“I’d love to go. Wouldn’t that be great? Wouldn’t that be beautiful?” Trump said when asked if he would attend the impeachment trial.

“I’d sort of love — sit right in the front row and stare at their corrupt faces. I'd love to do it,” Trump said before noting that his attorneys may have a problem with him attending the trial.

The House impeachment managers began their first day of arguments on Wednesday, presenting their case for Trump’s removal on charges of abuse of power and obstruction of Congress.

House Democrats have 24 hours spread over three days to make their arguments, which will be followed by arguments from Trump’s defense team.

Trump has railed against impeachment as a “witch hunt” and a “hoax,” claiming he did nothing wrong in his interactions with Ukraine, which are at the center of the impeachment case. The White House has accused House Democrats of a partisan effort to damage Trump politically. 
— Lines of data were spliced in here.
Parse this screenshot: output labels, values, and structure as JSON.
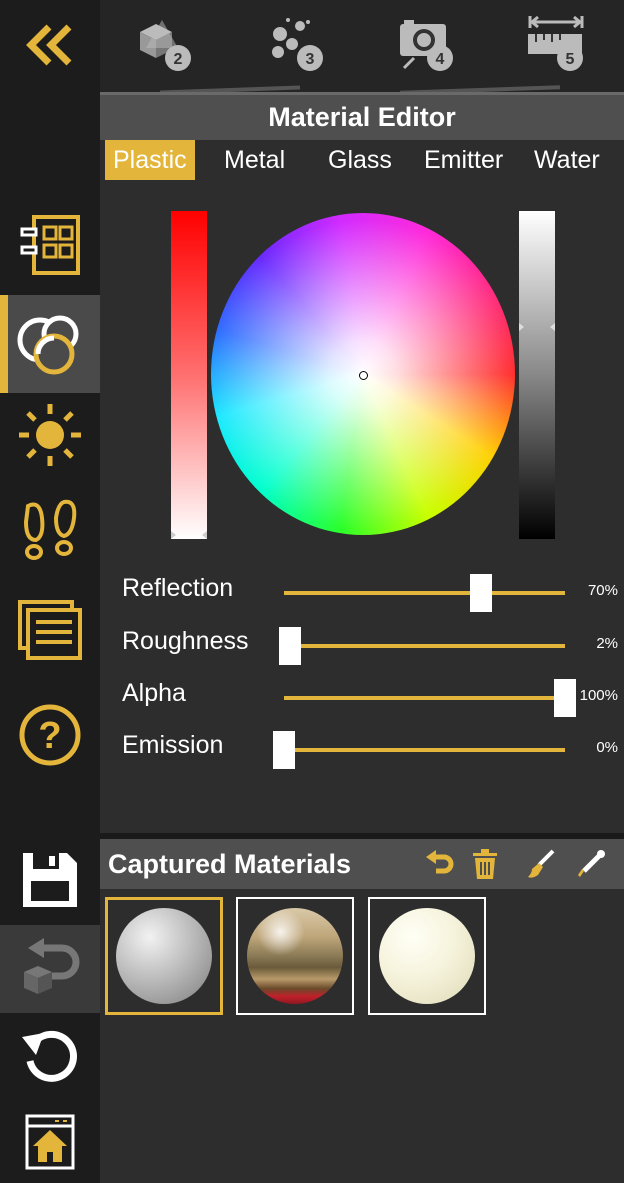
{
  "panel_title": "Material Editor",
  "tabs": [
    "Plastic",
    "Metal",
    "Glass",
    "Emitter",
    "Water"
  ],
  "active_tab": "Plastic",
  "top_tools": [
    {
      "icon": "objects-icon",
      "badge": "2"
    },
    {
      "icon": "path-icon",
      "badge": "3"
    },
    {
      "icon": "camera-icon",
      "badge": "4"
    },
    {
      "icon": "measure-icon",
      "badge": "5"
    }
  ],
  "sidebar_icons": [
    "collapse-icon",
    "layout-icon",
    "materials-icon",
    "light-icon",
    "walk-icon",
    "notes-icon",
    "help-icon",
    "save-icon",
    "undo-box-icon",
    "reset-icon",
    "home-icon"
  ],
  "sliders": [
    {
      "label": "Reflection",
      "value": 70,
      "display": "70%"
    },
    {
      "label": "Roughness",
      "value": 2,
      "display": "2%"
    },
    {
      "label": "Alpha",
      "value": 100,
      "display": "100%"
    },
    {
      "label": "Emission",
      "value": 0,
      "display": "0%"
    }
  ],
  "captured": {
    "title": "Captured Materials",
    "actions": [
      "undo-icon",
      "trash-icon",
      "brush-icon",
      "eyedropper-icon"
    ],
    "materials": [
      {
        "name": "gray-concrete-sphere",
        "selected": true
      },
      {
        "name": "wood-sphere",
        "selected": false
      },
      {
        "name": "cream-sphere",
        "selected": false
      }
    ]
  },
  "colors": {
    "accent": "#e3b53b",
    "panel": "#2d2d2d",
    "sidebar": "#1c1c1c",
    "header": "#4f4f4f"
  }
}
The president's trial began in earnest on Tuesday, with his attorneys, led by White House counsel Pat Cipollone and Trump's personal attorney Jay SekulowJay Alan SekulowWhat the impeachment vote looked like from inside the chamber Senate votes to acquit Trump on articles of impeachment Roberts emerges unscathed from bitter impeachment trial MORE, speaking for the first time from the Senate floor.

Republicans defeated a number of resolutions supported by Democrats calling for witnesses and documents to be subpoenaed Tuesday night, eventually passing a resolution in the early morning hours Wednesday that delayed a decision on witnesses until after opening arguments.